“Middlemist’s Red,” also known as the spring rose, is widely regarded as
the world’s rarest flower, as just two of these precious plants exist,
one in New Zealand and another in the UK.
Named after John Middlemist, who collected it in China in 1804, the
Middlemist’s Red camelia was always a rare flower that could only be
found in the stately English homes of well-off families who could afford
to buy them. Middlemist himself donated his specimen to Kew Gardens, but
it somehow vanished, along with the others throughout London and the
whole of the UK, with the exception of one place. By 1823, the Chiswick
House & Gardens, a stately home in England, became the only place in the
UK where a Middlemist’s Red could be admired.
How the Middlemist’s Red was wiped out from its native home in China, or
how one specimen found its way to New Zealand and survived there for
nearly two centuries, are mysteries that we will probably never find the
answers to. What we do know, however, is that this ultra-rare camelia
variant is extremely rare and valuable.
Although the word “red” is literally in its name, Middlemist’s Red is
actually a deep pink color.

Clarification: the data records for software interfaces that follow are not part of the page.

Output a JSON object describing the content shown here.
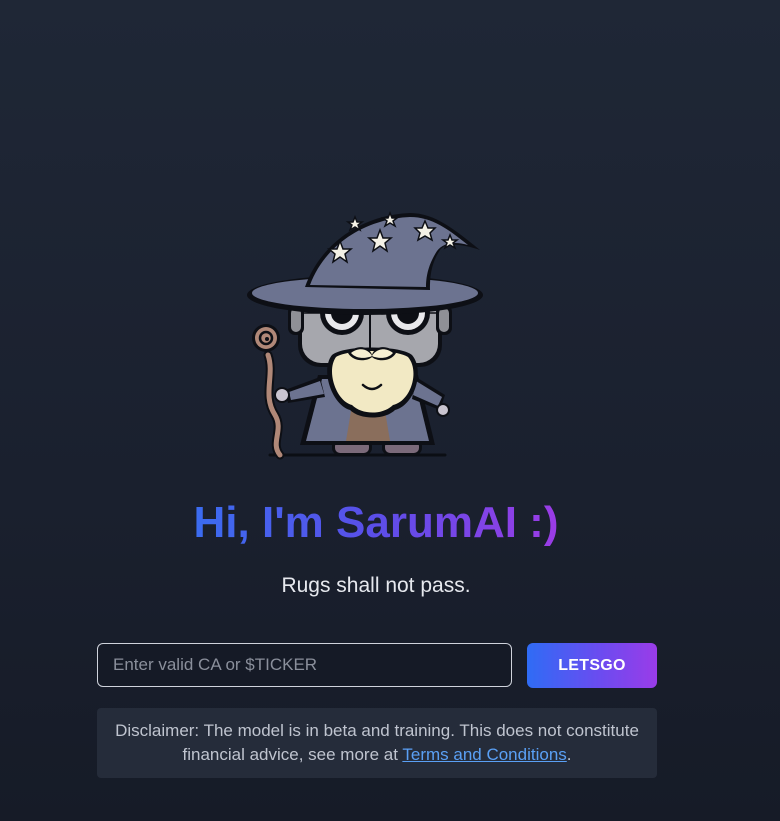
{
  "hero": {
    "title": "Hi, I'm SarumAI :)",
    "tagline": "Rugs shall not pass."
  },
  "search": {
    "placeholder": "Enter valid CA or $TICKER",
    "value": "",
    "button_label": "LETSGO"
  },
  "disclaimer": {
    "text": "Disclaimer: The model is in beta and training. This does not constitute financial advice, see more at ",
    "link_text": "Terms and Conditions",
    "suffix": "."
  },
  "mascot": {
    "icon": "robot-wizard-mascot"
  },
  "colors": {
    "background": "#1d2433",
    "accent_start": "#3b6cf0",
    "accent_end": "#9b3ce6",
    "link": "#5aa0f5"
  }
}
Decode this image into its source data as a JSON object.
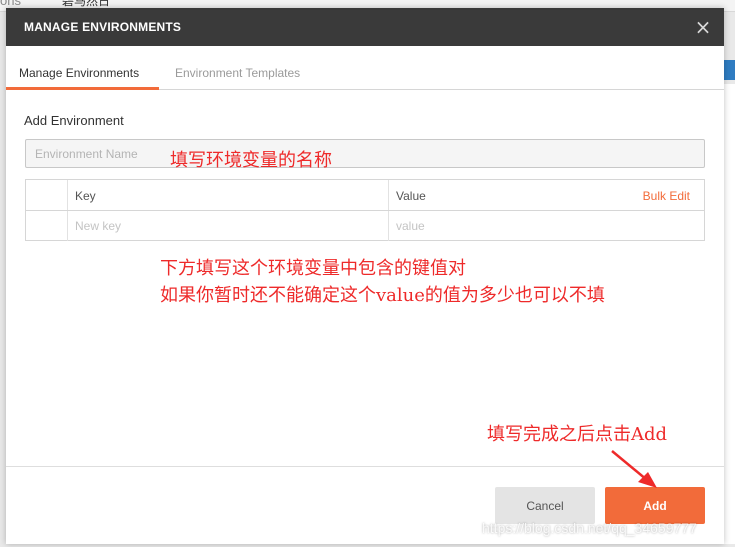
{
  "background": {
    "left_text": "ons",
    "mid_text": "碧马然日"
  },
  "modal": {
    "title": "MANAGE ENVIRONMENTS",
    "close_label": "×",
    "tabs": [
      {
        "label": "Manage Environments",
        "active": true
      },
      {
        "label": "Environment Templates",
        "active": false
      }
    ],
    "section_title": "Add Environment",
    "name_input": {
      "placeholder": "Environment Name",
      "value": ""
    },
    "table": {
      "headers": {
        "key": "Key",
        "value": "Value",
        "bulk_edit": "Bulk Edit"
      },
      "new_row": {
        "key_placeholder": "New key",
        "value_placeholder": "value"
      }
    },
    "buttons": {
      "cancel": "Cancel",
      "add": "Add"
    }
  },
  "annotations": {
    "name_hint": "填写环境变量的名称",
    "kv_hint_line1": "下方填写这个环境变量中包含的键值对",
    "kv_hint_line2": "如果你暂时还不能确定这个value的值为多少也可以不填",
    "add_hint": "填写完成之后点击Add"
  },
  "watermark": "https://blog.csdn.net/qq_34659777",
  "colors": {
    "accent": "#f26b3a",
    "header_bg": "#3a3a3a",
    "annotation": "#ee2a2a"
  }
}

The New Zealand specimen can be found at
Treaty House in Waitangi, where it was reportedly planted in 1833.
Officially, New Zealand’s Treaty House and the Chiswick House & Gardens

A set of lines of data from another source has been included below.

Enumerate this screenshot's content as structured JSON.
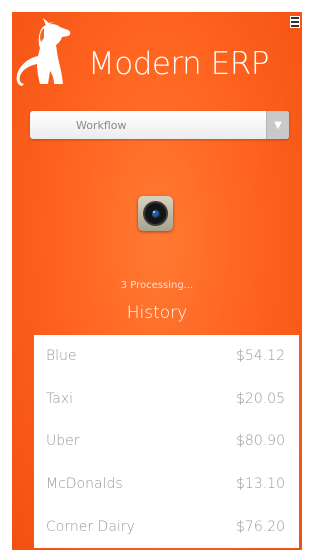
{
  "app": {
    "title": "Modern ERP"
  },
  "workflow_select": {
    "selected": "Workflow"
  },
  "status": {
    "processing_text": "3 Processing..."
  },
  "history": {
    "title": "History",
    "items": [
      {
        "label": "Blue",
        "amount": "$54.12"
      },
      {
        "label": "Taxi",
        "amount": "$20.05"
      },
      {
        "label": "Uber",
        "amount": "$80.90"
      },
      {
        "label": "McDonalds",
        "amount": "$13.10"
      },
      {
        "label": "Corner Dairy",
        "amount": "$76.20"
      }
    ]
  },
  "colors": {
    "accent": "#ff6420",
    "panel": "#ffffff",
    "muted_text": "#9a9a9a"
  },
  "icons": {
    "logo": "dog-logo-icon",
    "menu": "menu-icon",
    "dropdown": "chevron-down-icon",
    "camera": "camera-icon"
  }
}
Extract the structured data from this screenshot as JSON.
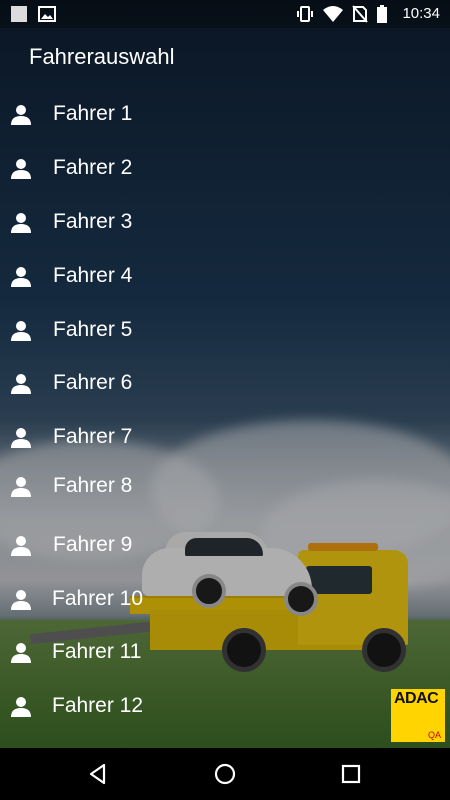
{
  "status_bar": {
    "time": "10:34",
    "left_icons": [
      "notification-square-icon",
      "image-icon"
    ],
    "right_icons": [
      "vibrate-icon",
      "wifi-icon",
      "no-sim-icon",
      "battery-icon"
    ]
  },
  "header": {
    "title": "Fahrerauswahl"
  },
  "drivers": [
    {
      "label": "Fahrer 1"
    },
    {
      "label": "Fahrer 2"
    },
    {
      "label": "Fahrer 3"
    },
    {
      "label": "Fahrer 4"
    },
    {
      "label": "Fahrer 5"
    },
    {
      "label": "Fahrer 6"
    },
    {
      "label": "Fahrer 7"
    },
    {
      "label": "Fahrer 8"
    },
    {
      "label": "Fahrer 9"
    },
    {
      "label": "Fahrer 10"
    },
    {
      "label": "Fahrer 11"
    },
    {
      "label": "Fahrer 12"
    }
  ],
  "logo": {
    "text": "ADAC",
    "subtext": "QA",
    "color": "#ffd400"
  },
  "nav_bar": {
    "icons": [
      "back-triangle-icon",
      "home-circle-icon",
      "recents-square-icon"
    ]
  },
  "colors": {
    "text": "#ffffff",
    "nav_background": "#000000"
  }
}
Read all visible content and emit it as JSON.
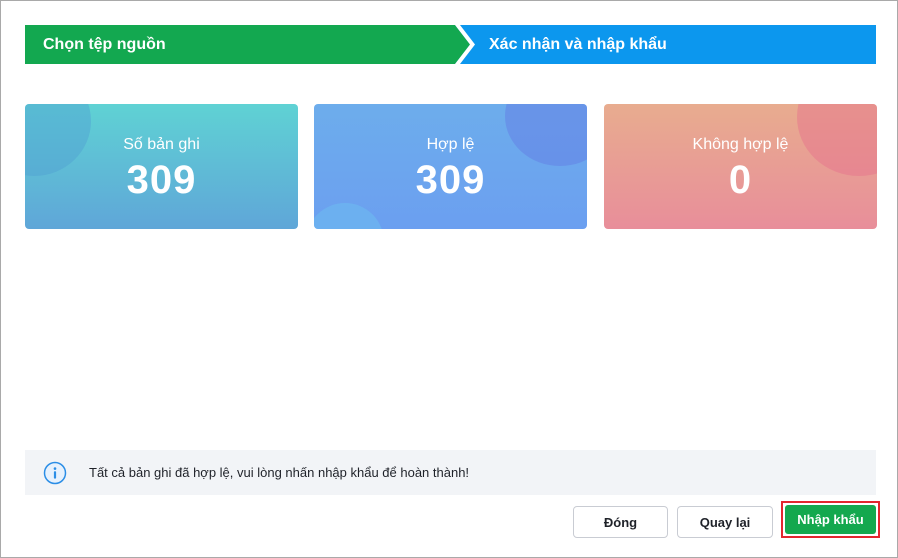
{
  "stepper": {
    "steps": [
      {
        "label": "Chọn tệp nguồn",
        "color": "#13a850"
      },
      {
        "label": "Xác nhận và nhập khẩu",
        "color": "#0c97ee"
      }
    ]
  },
  "stats": {
    "total": {
      "label": "Số bản ghi",
      "value": "309"
    },
    "valid": {
      "label": "Hợp lệ",
      "value": "309"
    },
    "invalid": {
      "label": "Không hợp lệ",
      "value": "0"
    }
  },
  "info": {
    "icon": "info-icon",
    "message": "Tất cả bản ghi đã hợp lệ, vui lòng nhấn nhập khẩu để hoàn thành!"
  },
  "actions": {
    "close_label": "Đóng",
    "back_label": "Quay lại",
    "import_label": "Nhập khẩu"
  },
  "colors": {
    "primary_green": "#14a84e",
    "step_blue": "#0c97ee",
    "highlight_red": "#e3262e"
  }
}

in the UK, are the only two places where you can see a Middlemist’s Red
plant, but that’s not technically correct, because the UK side has been

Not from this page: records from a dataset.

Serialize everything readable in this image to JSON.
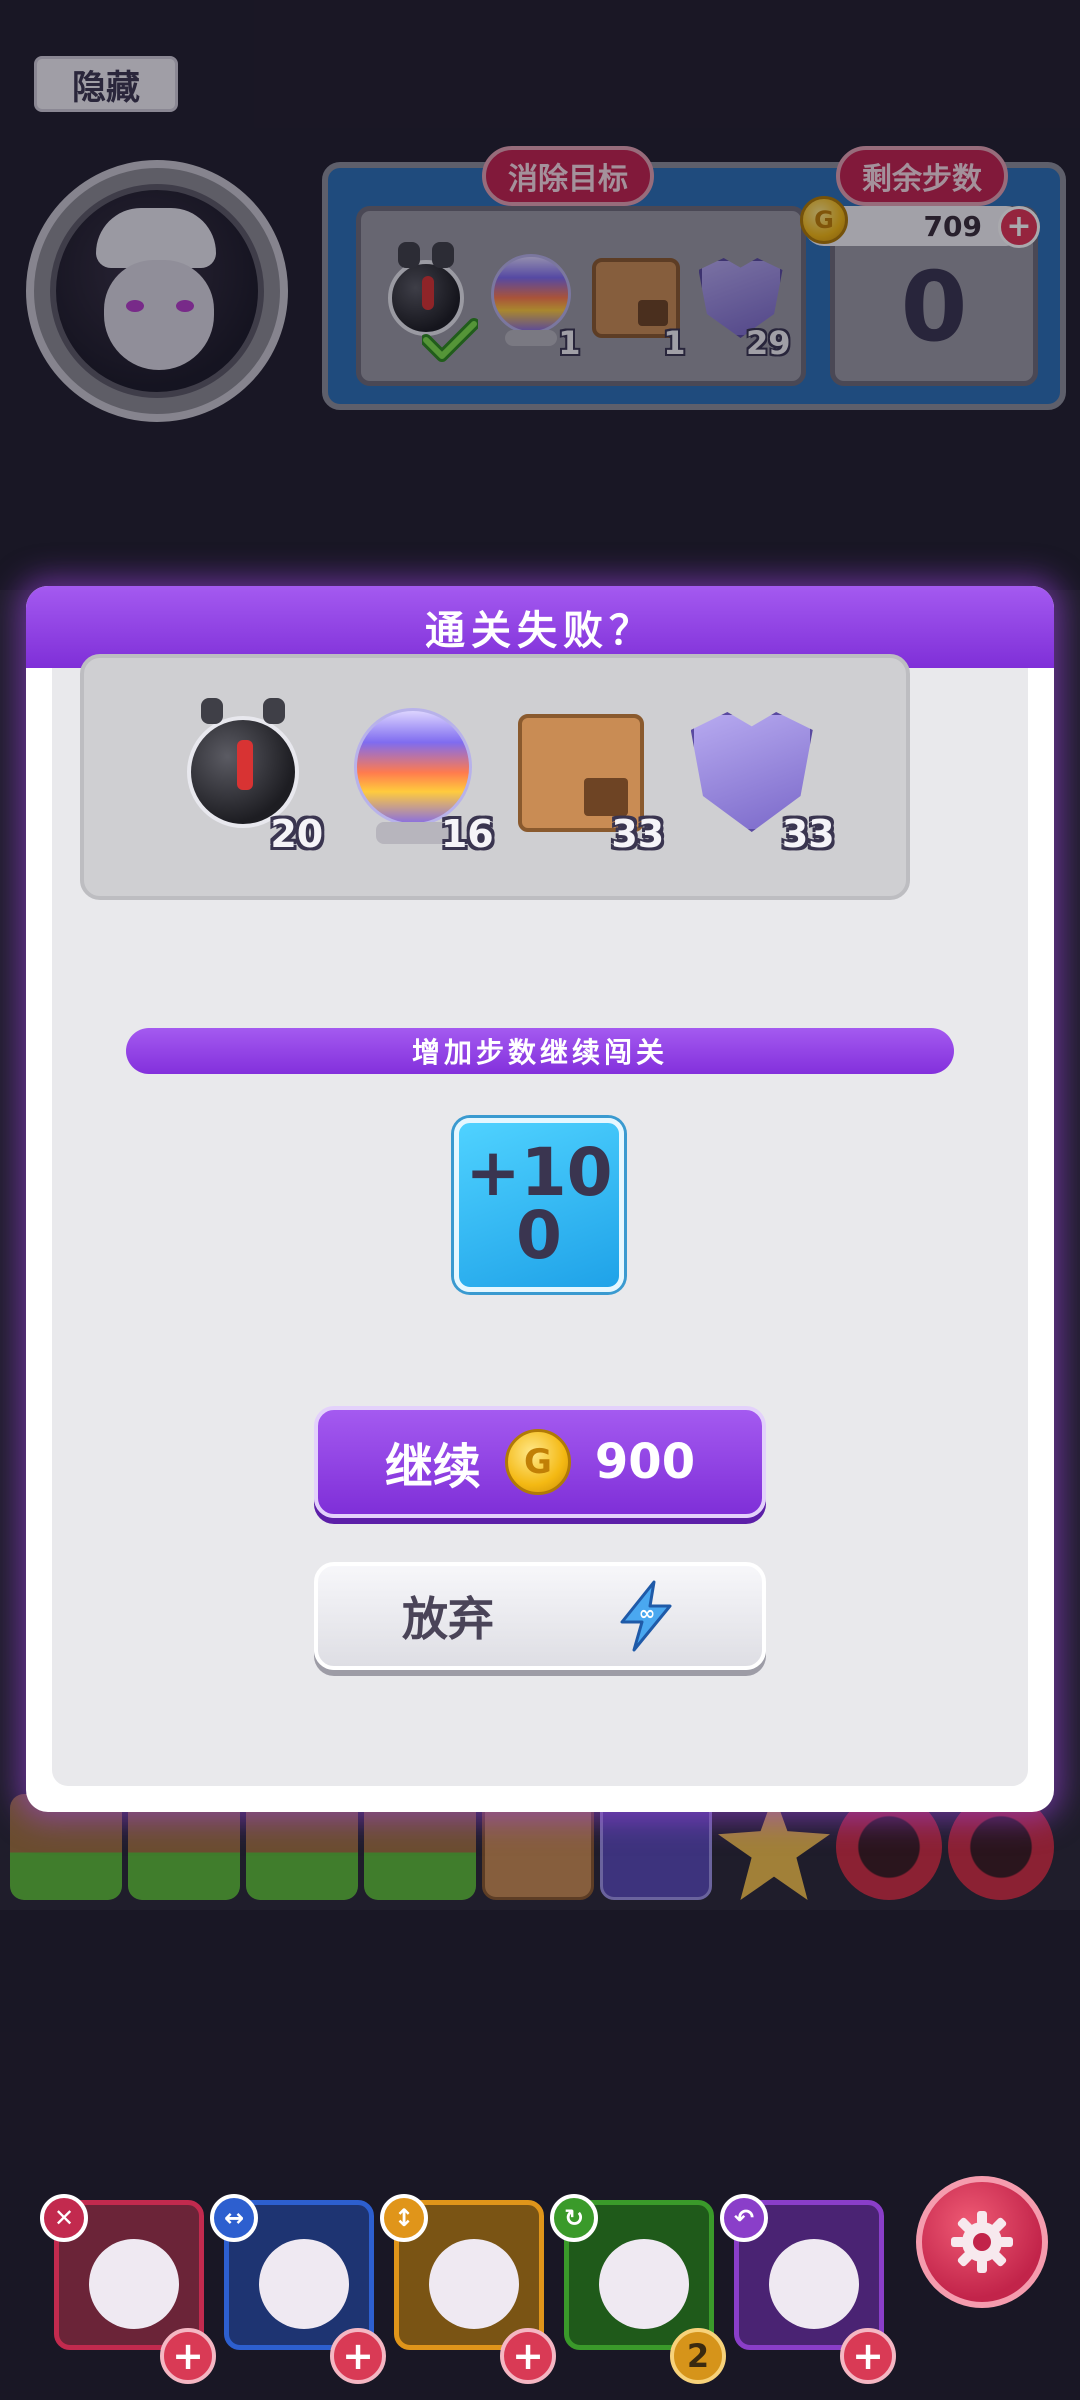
{
  "hud": {
    "hide_label": "隐藏",
    "goal_label": "消除目标",
    "steps_label": "剩余步数",
    "coins": "709",
    "steps_left": "0",
    "goals": [
      {
        "icon": "bomb-bot-icon",
        "count": "",
        "done": true
      },
      {
        "icon": "rainbow-orb-icon",
        "count": "1"
      },
      {
        "icon": "crate-icon",
        "count": "1"
      },
      {
        "icon": "bat-shield-icon",
        "count": "29"
      }
    ]
  },
  "modal": {
    "title": "通关失败？",
    "remaining": [
      {
        "icon": "bomb-bot-icon",
        "count": "20"
      },
      {
        "icon": "rainbow-orb-icon",
        "count": "16"
      },
      {
        "icon": "crate-icon",
        "count": "33"
      },
      {
        "icon": "bat-shield-icon",
        "count": "33"
      }
    ],
    "ribbon_text": "增加步数继续闯关",
    "boost": {
      "line1": "+10",
      "line2": "0"
    },
    "continue_label": "继续",
    "continue_cost": "900",
    "giveup_label": "放弃"
  },
  "heroes": [
    {
      "color": "#c22a4e",
      "skill_color": "#c22a4e",
      "badge": "+"
    },
    {
      "color": "#2d5fcf",
      "skill_color": "#2d5fcf",
      "badge": "+"
    },
    {
      "color": "#e0951a",
      "skill_color": "#e0951a",
      "badge": "+"
    },
    {
      "color": "#3a9a2a",
      "skill_color": "#3a9a2a",
      "badge": "2"
    },
    {
      "color": "#8a3ec9",
      "skill_color": "#8a3ec9",
      "badge": "+"
    }
  ],
  "colors": {
    "accent_purple": "#8f3fe0",
    "panel_blue": "#2c6fb5",
    "tag_red": "#c2234f",
    "coin_gold": "#f4b913"
  }
}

giving out clippings to people rich enough to buy them.
They may have been very selective about who receives a piece of this
living treasure, but in the end, it comes down to price, so it’s not all
that surprising that the latest recipient of a clipping from the
UK-based Middlemist’s Red plant was Sky Gardens by Rafal, a high-rise in
Riyadh, Saudi Arabia.
Geraldine King, the gardener at Chiswick House & Gardens, said that even
a couple of centuries ago, when the Duke of Devonshire owned Chiswick
House & Garden, he sold Middlemist’s Red clippings for the equivalent of
about £3,200 ($4,400).
“We’re quite fussy about who gets them,” King said. “The plant we’re
giving to Saudi Arabia is one of the first cuttings we took from the